Energy Journal

A stack flares excess gas along Highway 59 north of Douglas on Feb. 16. A startup in Casper is taking excess gas and using it to power data computing, rather than flaring it. 

What’s more, to persuade midstream pipeline companies to take a risk and invest in an unexplored area, operators want to test out wells and collect data. Companies will likely not make the investment in a pipeline if there are too many unknowns.

Flaring also emits climate-warming pollutants including volatile organic compounds, carbon dioxide, soot and other contaminants that can compromise local air quality.

Using the tech firm’s solution, the stranded gas is instead converted to electricity and then used to process data onsite. That means costly infrastructure like pipelines or processing plants for transporting the excess natural gas are no longer needed.

To Reese, Wyoming is the perfect place to roll out the technology.

The company has installed the technology all over the state, he explained.

“We have a number of units running on the very southern part of the state, and we have units running on the very northern part of the state,” he said. “We have a pretty wide dispersion at this point. It’s expanding pretty aggressively right now.”

Though the team does have some plans in other states, the company said it plans to stick close to home for the most part.

“Wyoming is the place we call home and this is where we would like to see this technology take off,” he said. “Our big goal is to expand and utilize this technology as much as we can. But first and foremost, that is and always will be Wyoming.”

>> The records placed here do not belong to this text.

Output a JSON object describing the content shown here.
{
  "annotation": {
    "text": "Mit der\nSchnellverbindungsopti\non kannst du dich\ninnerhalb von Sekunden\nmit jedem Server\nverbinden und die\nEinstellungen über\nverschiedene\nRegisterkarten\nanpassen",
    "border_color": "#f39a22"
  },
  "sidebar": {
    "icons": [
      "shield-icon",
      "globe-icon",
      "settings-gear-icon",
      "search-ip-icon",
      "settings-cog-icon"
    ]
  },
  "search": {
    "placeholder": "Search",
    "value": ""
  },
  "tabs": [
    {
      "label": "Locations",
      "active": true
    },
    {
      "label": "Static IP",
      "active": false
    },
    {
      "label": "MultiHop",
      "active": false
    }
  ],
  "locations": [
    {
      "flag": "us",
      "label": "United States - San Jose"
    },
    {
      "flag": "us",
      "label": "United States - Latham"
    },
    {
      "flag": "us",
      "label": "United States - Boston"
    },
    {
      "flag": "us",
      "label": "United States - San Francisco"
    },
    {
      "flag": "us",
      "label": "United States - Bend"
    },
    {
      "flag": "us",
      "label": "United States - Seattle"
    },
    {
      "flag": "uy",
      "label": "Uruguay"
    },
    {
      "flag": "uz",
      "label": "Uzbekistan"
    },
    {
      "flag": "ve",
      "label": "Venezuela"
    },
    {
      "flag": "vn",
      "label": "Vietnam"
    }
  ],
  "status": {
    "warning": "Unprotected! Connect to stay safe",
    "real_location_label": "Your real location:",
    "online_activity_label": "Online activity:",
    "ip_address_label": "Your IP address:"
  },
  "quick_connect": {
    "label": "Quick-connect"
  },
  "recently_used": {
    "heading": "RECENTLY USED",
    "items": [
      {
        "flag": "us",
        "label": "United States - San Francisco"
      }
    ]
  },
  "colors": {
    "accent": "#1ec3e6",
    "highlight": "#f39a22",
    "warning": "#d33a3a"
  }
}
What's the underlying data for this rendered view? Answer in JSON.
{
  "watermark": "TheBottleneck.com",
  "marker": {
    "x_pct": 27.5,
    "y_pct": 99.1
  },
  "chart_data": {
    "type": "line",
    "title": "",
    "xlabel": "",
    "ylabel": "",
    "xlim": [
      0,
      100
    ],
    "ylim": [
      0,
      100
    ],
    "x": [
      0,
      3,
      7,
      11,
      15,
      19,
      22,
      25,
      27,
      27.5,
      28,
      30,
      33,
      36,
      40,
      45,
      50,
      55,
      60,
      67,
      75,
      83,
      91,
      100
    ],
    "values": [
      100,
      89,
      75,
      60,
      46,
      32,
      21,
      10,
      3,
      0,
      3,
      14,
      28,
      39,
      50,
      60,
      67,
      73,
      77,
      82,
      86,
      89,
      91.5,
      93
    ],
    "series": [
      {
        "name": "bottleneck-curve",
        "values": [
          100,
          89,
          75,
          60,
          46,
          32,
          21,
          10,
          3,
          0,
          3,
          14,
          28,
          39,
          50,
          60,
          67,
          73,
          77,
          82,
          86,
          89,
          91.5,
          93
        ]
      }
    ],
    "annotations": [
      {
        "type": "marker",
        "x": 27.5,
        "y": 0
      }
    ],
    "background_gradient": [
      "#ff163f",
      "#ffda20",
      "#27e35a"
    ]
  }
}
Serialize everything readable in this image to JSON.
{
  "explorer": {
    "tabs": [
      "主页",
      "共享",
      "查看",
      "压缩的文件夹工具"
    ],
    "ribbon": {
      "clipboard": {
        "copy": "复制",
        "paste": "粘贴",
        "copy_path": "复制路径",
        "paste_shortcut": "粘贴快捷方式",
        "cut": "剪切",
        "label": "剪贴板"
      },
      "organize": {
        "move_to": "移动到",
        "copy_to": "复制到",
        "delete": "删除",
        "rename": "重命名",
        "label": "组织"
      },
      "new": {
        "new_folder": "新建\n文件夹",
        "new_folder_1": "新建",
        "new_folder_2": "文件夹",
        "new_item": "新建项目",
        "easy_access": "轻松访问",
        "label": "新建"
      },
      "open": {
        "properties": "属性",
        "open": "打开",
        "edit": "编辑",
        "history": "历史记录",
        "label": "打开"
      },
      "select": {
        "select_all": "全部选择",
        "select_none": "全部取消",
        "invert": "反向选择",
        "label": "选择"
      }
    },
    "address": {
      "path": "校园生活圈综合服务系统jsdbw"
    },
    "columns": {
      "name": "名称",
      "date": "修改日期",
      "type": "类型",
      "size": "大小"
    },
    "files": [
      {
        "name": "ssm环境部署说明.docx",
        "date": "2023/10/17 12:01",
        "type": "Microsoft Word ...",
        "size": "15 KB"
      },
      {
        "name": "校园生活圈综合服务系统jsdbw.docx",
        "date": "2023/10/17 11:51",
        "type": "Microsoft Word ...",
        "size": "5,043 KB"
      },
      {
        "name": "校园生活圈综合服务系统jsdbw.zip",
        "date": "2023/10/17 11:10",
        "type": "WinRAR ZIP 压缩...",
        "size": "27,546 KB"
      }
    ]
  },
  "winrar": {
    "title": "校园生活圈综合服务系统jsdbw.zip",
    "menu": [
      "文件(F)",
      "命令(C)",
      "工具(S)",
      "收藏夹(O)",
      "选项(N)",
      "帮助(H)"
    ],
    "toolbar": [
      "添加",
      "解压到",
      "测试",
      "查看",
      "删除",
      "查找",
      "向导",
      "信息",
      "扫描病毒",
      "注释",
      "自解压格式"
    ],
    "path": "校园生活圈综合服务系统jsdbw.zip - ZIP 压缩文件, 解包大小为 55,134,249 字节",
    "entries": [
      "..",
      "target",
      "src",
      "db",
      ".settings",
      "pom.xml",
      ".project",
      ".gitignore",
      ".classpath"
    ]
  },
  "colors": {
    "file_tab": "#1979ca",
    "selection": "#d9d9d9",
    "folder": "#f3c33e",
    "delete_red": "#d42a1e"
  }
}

Follow the latest on Wyoming’s energy industry and the environment at @camillereports